The Guardian 14 April 2021

Like the virus itself, online theatre has come in waves. For much of its 75-minute duration, Stewart Melton’s play seems to belong to the first – that time last spring when writers were preoccupied with disconnection and loneliness. By the autumn, artists were looking outward and playing with form, which makes Melton’s tale of three lost souls, one of them newly furloughed, feel like it’s from an earlier time.

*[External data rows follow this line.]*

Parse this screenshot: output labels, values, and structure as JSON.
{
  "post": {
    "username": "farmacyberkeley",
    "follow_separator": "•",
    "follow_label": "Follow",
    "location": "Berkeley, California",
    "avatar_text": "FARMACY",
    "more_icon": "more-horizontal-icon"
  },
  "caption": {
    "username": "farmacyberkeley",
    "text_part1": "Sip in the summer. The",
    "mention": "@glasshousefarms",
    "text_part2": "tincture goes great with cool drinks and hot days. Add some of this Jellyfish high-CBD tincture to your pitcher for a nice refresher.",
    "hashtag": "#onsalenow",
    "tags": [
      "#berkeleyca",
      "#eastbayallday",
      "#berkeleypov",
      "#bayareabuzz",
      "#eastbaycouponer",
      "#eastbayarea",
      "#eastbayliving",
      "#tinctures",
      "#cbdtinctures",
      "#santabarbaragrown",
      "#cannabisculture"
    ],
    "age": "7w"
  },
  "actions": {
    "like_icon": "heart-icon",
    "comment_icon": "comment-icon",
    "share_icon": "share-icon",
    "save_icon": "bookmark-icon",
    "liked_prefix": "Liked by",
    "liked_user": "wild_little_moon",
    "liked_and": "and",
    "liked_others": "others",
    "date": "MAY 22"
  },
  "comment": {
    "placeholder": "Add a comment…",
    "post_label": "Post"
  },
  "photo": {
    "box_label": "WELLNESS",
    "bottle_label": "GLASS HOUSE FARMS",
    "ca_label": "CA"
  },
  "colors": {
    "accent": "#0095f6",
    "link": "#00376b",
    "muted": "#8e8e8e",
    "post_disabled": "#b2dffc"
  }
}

Except there’s something in the structure of Distance Remaining that suggests a new variant. It is slow to reveal itself and we don’t always know where the digressions are taking us, but this could be the third wave: a Covid play offering the possibility of hope. [READ MORE]

By Mark Fisher

MARK FISHER is a freelance theatre critic and feature writer based in Edinburgh and has written about theatre in Scotland since the late-1980s. He is a theatre critic for The Guardian, a former editor of The List magazine and a frequent contributor to the Scotsman and other publications. He is the co-editor of the play anthology Made in Scotland (1995), and the author of The Edinburgh Fringe Survival Guide (2012) and How to Write About Theatre (2015) – all Bloomsbury Methuen Drama. He is also the editor of The XTC Bumper Book of Fun for Boys and Girls and What Do You Call That Noise? An XTC Discovery Book (both Mark Fisher Ltd).